(Records excerpted from a collection)
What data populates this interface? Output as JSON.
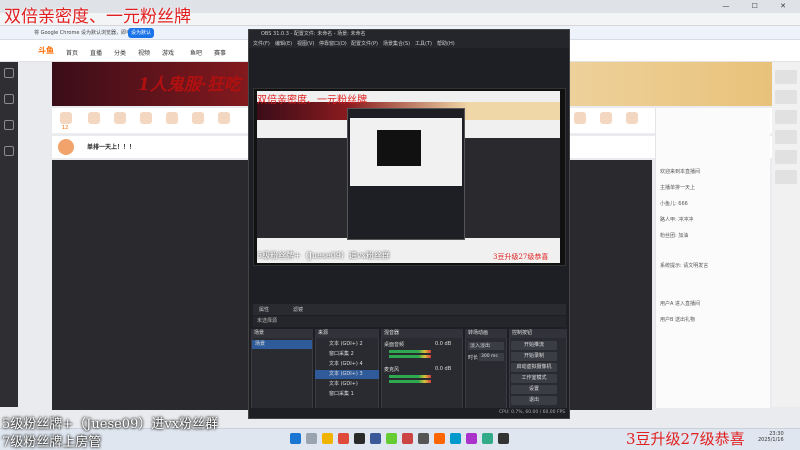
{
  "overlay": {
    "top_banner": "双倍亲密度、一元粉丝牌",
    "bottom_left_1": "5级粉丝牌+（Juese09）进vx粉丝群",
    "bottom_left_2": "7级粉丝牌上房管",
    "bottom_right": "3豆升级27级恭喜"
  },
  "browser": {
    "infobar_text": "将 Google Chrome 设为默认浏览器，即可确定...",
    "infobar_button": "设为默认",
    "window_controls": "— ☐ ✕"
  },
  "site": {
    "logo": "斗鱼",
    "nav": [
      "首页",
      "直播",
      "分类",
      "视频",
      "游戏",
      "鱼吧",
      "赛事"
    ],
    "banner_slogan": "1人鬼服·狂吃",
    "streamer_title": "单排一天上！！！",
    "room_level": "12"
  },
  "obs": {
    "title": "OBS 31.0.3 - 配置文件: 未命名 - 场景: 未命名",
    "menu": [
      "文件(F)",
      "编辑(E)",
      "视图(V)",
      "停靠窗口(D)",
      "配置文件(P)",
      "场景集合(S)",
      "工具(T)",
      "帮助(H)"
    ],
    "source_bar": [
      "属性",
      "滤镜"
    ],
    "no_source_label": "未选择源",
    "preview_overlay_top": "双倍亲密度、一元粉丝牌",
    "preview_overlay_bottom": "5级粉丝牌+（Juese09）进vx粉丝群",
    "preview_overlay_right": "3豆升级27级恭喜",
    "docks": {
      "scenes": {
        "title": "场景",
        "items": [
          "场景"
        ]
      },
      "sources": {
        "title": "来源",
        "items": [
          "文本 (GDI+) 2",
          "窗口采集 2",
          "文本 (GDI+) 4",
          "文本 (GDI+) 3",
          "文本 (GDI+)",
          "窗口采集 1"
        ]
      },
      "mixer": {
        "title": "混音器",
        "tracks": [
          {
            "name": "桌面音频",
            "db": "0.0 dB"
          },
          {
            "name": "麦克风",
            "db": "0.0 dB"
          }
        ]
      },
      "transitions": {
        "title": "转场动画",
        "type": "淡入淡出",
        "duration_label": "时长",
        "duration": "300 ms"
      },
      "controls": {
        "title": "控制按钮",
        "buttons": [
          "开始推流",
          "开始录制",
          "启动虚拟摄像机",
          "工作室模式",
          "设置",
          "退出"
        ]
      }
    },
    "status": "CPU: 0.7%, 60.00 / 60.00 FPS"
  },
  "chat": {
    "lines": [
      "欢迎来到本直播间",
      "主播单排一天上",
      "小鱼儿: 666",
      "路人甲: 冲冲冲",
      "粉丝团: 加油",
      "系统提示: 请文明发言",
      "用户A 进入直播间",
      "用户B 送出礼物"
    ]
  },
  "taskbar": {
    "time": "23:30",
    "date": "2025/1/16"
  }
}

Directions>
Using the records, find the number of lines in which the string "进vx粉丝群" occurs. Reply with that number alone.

Answer box>
2